Items from an interface collection:
BEGIN

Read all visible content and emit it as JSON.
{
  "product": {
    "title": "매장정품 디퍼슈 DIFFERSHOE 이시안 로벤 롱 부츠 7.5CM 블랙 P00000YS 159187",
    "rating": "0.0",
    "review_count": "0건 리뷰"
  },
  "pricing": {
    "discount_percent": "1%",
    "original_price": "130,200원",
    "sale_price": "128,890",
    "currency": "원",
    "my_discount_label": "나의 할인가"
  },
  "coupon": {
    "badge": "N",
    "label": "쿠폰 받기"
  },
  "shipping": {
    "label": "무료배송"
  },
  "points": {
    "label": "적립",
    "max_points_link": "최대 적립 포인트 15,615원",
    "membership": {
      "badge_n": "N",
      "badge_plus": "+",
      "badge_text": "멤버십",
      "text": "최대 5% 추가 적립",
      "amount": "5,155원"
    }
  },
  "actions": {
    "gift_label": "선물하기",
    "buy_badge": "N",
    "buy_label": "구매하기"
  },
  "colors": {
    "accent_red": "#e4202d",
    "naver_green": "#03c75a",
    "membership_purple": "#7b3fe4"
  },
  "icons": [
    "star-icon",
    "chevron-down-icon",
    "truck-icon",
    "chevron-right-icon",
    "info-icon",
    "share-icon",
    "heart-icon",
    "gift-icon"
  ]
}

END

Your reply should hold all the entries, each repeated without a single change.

* [Exercise result]
Read all visible content and emit it as JSON.
{
  "product": {
    "title": "매장정품 디퍼슈 DIFFERSHOE 이시안 로벤 롱 부츠 7.5CM 블랙 P00000YS 159187",
    "rating": "0.0",
    "review_count": "0건 리뷰"
  },
  "pricing": {
    "discount_percent": "1%",
    "original_price": "130,200원",
    "sale_price": "128,890",
    "currency": "원",
    "my_discount_label": "나의 할인가"
  },
  "coupon": {
    "badge": "N",
    "label": "쿠폰 받기"
  },
  "shipping": {
    "label": "무료배송"
  },
  "points": {
    "label": "적립",
    "max_points_link": "최대 적립 포인트 15,615원",
    "membership": {
      "badge_n": "N",
      "badge_plus": "+",
      "badge_text": "멤버십",
      "text": "최대 5% 추가 적립",
      "amount": "5,155원"
    }
  },
  "actions": {
    "gift_label": "선물하기",
    "buy_badge": "N",
    "buy_label": "구매하기"
  },
  "colors": {
    "accent_red": "#e4202d",
    "naver_green": "#03c75a",
    "membership_purple": "#7b3fe4"
  },
  "icons": [
    "star-icon",
    "chevron-down-icon",
    "truck-icon",
    "chevron-right-icon",
    "info-icon",
    "share-icon",
    "heart-icon",
    "gift-icon"
  ]
}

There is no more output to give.